THE TASK. Return each entry unchanged.

*** Opening of EXERCISE INPUTS ***

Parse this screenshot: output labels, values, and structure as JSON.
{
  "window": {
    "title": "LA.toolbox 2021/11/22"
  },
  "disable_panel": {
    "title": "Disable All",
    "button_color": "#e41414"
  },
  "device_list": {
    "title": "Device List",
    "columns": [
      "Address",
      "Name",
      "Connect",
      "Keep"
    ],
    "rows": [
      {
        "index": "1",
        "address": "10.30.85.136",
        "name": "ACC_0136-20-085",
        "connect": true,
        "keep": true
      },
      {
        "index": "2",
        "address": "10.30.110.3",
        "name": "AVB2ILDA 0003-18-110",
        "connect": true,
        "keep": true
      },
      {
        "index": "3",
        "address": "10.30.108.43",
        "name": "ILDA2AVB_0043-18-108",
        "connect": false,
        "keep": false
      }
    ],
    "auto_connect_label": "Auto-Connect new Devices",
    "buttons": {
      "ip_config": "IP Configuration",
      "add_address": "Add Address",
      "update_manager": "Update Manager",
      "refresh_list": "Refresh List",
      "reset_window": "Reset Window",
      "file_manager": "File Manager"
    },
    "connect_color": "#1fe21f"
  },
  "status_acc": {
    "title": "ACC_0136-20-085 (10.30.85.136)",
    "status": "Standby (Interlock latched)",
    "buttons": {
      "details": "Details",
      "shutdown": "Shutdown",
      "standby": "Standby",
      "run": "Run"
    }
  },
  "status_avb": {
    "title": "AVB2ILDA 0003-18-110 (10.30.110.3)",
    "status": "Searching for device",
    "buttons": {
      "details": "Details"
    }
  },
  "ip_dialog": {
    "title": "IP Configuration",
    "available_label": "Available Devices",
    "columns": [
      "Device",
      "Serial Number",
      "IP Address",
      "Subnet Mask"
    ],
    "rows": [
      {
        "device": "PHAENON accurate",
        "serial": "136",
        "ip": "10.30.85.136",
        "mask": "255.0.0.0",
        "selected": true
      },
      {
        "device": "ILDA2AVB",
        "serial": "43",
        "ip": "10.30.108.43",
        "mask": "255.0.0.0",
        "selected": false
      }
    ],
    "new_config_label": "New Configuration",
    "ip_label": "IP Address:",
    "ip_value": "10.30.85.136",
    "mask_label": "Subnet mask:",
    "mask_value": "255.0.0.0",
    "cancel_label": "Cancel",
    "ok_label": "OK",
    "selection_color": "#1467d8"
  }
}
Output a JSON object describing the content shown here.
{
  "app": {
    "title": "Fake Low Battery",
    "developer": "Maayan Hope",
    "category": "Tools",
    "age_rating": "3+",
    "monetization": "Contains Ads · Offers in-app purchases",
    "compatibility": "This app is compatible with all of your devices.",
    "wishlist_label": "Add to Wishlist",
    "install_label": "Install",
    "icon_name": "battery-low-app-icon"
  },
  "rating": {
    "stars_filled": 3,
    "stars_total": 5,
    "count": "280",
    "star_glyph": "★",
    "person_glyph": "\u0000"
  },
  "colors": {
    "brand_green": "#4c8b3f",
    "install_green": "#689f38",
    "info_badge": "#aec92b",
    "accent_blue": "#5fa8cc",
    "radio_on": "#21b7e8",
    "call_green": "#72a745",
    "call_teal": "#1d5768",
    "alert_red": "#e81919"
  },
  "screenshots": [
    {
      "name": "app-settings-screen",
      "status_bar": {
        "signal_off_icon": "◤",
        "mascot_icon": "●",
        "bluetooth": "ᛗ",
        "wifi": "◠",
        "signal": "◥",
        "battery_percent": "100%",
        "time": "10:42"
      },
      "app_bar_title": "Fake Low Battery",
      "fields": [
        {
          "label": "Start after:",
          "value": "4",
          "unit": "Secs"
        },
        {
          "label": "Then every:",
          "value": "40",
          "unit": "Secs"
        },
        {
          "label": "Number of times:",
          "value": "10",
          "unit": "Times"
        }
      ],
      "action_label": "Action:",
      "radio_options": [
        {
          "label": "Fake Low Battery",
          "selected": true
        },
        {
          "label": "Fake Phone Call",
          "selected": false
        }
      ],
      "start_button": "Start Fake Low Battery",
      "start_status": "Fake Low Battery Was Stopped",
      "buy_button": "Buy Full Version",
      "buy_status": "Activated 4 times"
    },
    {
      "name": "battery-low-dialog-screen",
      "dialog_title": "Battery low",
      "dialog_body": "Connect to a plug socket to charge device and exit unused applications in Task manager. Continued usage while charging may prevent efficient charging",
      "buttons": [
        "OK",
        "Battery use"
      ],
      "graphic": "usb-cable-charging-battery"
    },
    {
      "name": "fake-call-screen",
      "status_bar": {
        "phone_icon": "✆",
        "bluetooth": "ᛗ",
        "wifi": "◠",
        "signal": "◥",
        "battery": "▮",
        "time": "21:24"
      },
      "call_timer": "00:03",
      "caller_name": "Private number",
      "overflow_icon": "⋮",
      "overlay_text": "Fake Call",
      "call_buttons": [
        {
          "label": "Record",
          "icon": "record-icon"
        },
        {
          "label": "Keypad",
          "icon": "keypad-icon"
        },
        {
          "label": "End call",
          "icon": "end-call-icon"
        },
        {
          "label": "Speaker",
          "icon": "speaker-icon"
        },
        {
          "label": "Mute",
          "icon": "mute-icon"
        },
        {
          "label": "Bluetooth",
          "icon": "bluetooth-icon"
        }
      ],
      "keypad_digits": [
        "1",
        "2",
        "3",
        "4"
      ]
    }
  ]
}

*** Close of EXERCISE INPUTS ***

RESPONSE AREA.
Parse this screenshot: output labels, values, and structure as JSON.
{
  "window": {
    "title": "LA.toolbox 2021/11/22"
  },
  "disable_panel": {
    "title": "Disable All",
    "button_color": "#e41414"
  },
  "device_list": {
    "title": "Device List",
    "columns": [
      "Address",
      "Name",
      "Connect",
      "Keep"
    ],
    "rows": [
      {
        "index": "1",
        "address": "10.30.85.136",
        "name": "ACC_0136-20-085",
        "connect": true,
        "keep": true
      },
      {
        "index": "2",
        "address": "10.30.110.3",
        "name": "AVB2ILDA 0003-18-110",
        "connect": true,
        "keep": true
      },
      {
        "index": "3",
        "address": "10.30.108.43",
        "name": "ILDA2AVB_0043-18-108",
        "connect": false,
        "keep": false
      }
    ],
    "auto_connect_label": "Auto-Connect new Devices",
    "buttons": {
      "ip_config": "IP Configuration",
      "add_address": "Add Address",
      "update_manager": "Update Manager",
      "refresh_list": "Refresh List",
      "reset_window": "Reset Window",
      "file_manager": "File Manager"
    },
    "connect_color": "#1fe21f"
  },
  "status_acc": {
    "title": "ACC_0136-20-085 (10.30.85.136)",
    "status": "Standby (Interlock latched)",
    "buttons": {
      "details": "Details",
      "shutdown": "Shutdown",
      "standby": "Standby",
      "run": "Run"
    }
  },
  "status_avb": {
    "title": "AVB2ILDA 0003-18-110 (10.30.110.3)",
    "status": "Searching for device",
    "buttons": {
      "details": "Details"
    }
  },
  "ip_dialog": {
    "title": "IP Configuration",
    "available_label": "Available Devices",
    "columns": [
      "Device",
      "Serial Number",
      "IP Address",
      "Subnet Mask"
    ],
    "rows": [
      {
        "device": "PHAENON accurate",
        "serial": "136",
        "ip": "10.30.85.136",
        "mask": "255.0.0.0",
        "selected": true
      },
      {
        "device": "ILDA2AVB",
        "serial": "43",
        "ip": "10.30.108.43",
        "mask": "255.0.0.0",
        "selected": false
      }
    ],
    "new_config_label": "New Configuration",
    "ip_label": "IP Address:",
    "ip_value": "10.30.85.136",
    "mask_label": "Subnet mask:",
    "mask_value": "255.0.0.0",
    "cancel_label": "Cancel",
    "ok_label": "OK",
    "selection_color": "#1467d8"
  }
}
Output a JSON object describing the content shown here.
{
  "app": {
    "title": "Fake Low Battery",
    "developer": "Maayan Hope",
    "category": "Tools",
    "age_rating": "3+",
    "monetization": "Contains Ads · Offers in-app purchases",
    "compatibility": "This app is compatible with all of your devices.",
    "wishlist_label": "Add to Wishlist",
    "install_label": "Install",
    "icon_name": "battery-low-app-icon"
  },
  "rating": {
    "stars_filled": 3,
    "stars_total": 5,
    "count": "280",
    "star_glyph": "★",
    "person_glyph": "\u0000"
  },
  "colors": {
    "brand_green": "#4c8b3f",
    "install_green": "#689f38",
    "info_badge": "#aec92b",
    "accent_blue": "#5fa8cc",
    "radio_on": "#21b7e8",
    "call_green": "#72a745",
    "call_teal": "#1d5768",
    "alert_red": "#e81919"
  },
  "screenshots": [
    {
      "name": "app-settings-screen",
      "status_bar": {
        "signal_off_icon": "◤",
        "mascot_icon": "●",
        "bluetooth": "ᛗ",
        "wifi": "◠",
        "signal": "◥",
        "battery_percent": "100%",
        "time": "10:42"
      },
      "app_bar_title": "Fake Low Battery",
      "fields": [
        {
          "label": "Start after:",
          "value": "4",
          "unit": "Secs"
        },
        {
          "label": "Then every:",
          "value": "40",
          "unit": "Secs"
        },
        {
          "label": "Number of times:",
          "value": "10",
          "unit": "Times"
        }
      ],
      "action_label": "Action:",
      "radio_options": [
        {
          "label": "Fake Low Battery",
          "selected": true
        },
        {
          "label": "Fake Phone Call",
          "selected": false
        }
      ],
      "start_button": "Start Fake Low Battery",
      "start_status": "Fake Low Battery Was Stopped",
      "buy_button": "Buy Full Version",
      "buy_status": "Activated 4 times"
    },
    {
      "name": "battery-low-dialog-screen",
      "dialog_title": "Battery low",
      "dialog_body": "Connect to a plug socket to charge device and exit unused applications in Task manager. Continued usage while charging may prevent efficient charging",
      "buttons": [
        "OK",
        "Battery use"
      ],
      "graphic": "usb-cable-charging-battery"
    },
    {
      "name": "fake-call-screen",
      "status_bar": {
        "phone_icon": "✆",
        "bluetooth": "ᛗ",
        "wifi": "◠",
        "signal": "◥",
        "battery": "▮",
        "time": "21:24"
      },
      "call_timer": "00:03",
      "caller_name": "Private number",
      "overflow_icon": "⋮",
      "overlay_text": "Fake Call",
      "call_buttons": [
        {
          "label": "Record",
          "icon": "record-icon"
        },
        {
          "label": "Keypad",
          "icon": "keypad-icon"
        },
        {
          "label": "End call",
          "icon": "end-call-icon"
        },
        {
          "label": "Speaker",
          "icon": "speaker-icon"
        },
        {
          "label": "Mute",
          "icon": "mute-icon"
        },
        {
          "label": "Bluetooth",
          "icon": "bluetooth-icon"
        }
      ],
      "keypad_digits": [
        "1",
        "2",
        "3",
        "4"
      ]
    }
  ]
}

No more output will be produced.